Your goal:
If a line in the records contains the string "icon", show that line.

Provided records:
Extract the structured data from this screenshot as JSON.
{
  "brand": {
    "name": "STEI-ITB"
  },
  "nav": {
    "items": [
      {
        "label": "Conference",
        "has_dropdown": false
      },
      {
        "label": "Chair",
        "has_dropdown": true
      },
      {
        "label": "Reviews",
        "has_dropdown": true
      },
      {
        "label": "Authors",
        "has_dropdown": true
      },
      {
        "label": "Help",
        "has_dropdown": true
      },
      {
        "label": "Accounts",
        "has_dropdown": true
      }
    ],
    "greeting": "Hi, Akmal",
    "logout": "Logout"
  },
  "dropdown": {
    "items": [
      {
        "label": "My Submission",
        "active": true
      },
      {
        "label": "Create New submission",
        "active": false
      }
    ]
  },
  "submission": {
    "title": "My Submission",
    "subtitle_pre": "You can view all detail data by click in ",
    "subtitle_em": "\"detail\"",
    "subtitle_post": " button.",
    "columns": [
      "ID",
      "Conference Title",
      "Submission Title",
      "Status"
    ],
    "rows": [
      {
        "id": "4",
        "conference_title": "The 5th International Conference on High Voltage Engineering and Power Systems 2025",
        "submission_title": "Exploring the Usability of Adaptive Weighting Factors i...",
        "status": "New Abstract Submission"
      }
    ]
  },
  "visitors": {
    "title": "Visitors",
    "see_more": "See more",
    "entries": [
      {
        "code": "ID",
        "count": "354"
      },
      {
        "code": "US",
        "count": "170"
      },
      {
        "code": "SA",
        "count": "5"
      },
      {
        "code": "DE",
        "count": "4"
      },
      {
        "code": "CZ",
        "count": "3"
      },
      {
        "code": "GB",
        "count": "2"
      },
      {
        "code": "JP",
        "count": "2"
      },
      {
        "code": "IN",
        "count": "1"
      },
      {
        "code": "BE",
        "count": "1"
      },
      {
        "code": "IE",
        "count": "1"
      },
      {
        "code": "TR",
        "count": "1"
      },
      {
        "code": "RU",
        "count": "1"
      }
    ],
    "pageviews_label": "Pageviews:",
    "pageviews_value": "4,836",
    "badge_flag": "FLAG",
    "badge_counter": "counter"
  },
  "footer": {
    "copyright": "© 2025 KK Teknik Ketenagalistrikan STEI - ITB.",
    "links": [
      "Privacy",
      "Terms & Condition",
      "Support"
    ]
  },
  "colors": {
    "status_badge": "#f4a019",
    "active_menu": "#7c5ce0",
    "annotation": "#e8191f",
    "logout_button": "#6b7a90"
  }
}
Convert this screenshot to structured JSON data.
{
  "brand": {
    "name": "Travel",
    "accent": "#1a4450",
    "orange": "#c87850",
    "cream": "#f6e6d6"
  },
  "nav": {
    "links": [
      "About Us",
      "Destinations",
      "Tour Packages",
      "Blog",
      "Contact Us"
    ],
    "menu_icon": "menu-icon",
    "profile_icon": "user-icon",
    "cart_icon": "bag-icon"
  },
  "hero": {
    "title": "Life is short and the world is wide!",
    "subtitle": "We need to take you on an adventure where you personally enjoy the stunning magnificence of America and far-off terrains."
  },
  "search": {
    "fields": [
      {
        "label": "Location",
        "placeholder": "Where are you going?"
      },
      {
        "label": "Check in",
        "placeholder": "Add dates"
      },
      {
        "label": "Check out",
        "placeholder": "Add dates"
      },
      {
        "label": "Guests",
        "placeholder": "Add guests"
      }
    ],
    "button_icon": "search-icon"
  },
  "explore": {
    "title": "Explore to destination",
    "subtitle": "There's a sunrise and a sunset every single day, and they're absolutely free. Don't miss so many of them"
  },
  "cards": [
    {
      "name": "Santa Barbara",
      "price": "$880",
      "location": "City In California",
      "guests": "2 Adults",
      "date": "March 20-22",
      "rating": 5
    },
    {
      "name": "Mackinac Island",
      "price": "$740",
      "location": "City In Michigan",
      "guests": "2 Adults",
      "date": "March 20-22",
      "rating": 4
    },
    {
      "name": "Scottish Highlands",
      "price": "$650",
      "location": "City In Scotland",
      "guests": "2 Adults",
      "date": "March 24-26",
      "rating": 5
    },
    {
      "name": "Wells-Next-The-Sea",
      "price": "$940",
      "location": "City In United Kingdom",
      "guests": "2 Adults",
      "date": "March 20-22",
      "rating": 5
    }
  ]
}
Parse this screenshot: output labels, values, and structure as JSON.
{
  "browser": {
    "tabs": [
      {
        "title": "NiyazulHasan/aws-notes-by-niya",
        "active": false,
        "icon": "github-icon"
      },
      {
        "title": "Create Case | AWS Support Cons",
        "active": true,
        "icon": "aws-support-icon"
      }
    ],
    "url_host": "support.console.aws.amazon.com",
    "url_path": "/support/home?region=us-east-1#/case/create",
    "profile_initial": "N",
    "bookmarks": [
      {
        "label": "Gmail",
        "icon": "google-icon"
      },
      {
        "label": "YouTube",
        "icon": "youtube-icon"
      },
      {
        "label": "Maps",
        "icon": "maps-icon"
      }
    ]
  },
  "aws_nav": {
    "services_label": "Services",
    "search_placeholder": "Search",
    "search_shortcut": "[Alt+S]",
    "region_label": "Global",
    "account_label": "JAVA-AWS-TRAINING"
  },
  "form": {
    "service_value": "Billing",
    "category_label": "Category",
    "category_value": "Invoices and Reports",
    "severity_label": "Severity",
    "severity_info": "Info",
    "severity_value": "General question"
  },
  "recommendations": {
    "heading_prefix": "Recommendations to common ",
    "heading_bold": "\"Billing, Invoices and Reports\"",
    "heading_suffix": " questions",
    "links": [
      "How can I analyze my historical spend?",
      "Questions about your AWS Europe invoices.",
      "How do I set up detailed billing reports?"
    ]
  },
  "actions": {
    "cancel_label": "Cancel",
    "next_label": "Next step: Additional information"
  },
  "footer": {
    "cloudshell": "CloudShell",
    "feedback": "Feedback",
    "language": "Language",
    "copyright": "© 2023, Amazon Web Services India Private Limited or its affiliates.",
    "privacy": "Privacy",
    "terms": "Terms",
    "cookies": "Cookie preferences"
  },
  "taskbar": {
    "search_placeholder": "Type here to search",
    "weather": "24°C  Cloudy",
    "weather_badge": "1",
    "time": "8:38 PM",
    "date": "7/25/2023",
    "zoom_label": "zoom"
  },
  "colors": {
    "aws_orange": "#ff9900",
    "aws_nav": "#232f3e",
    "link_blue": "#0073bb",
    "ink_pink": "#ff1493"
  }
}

Answer to this problem:
    "menu_icon": "menu-icon",
    "profile_icon": "user-icon",
    "cart_icon": "bag-icon"
    "button_icon": "search-icon"
        "icon": "github-icon"
        "icon": "aws-support-icon"
        "icon": "google-icon"
        "icon": "youtube-icon"
        "icon": "maps-icon"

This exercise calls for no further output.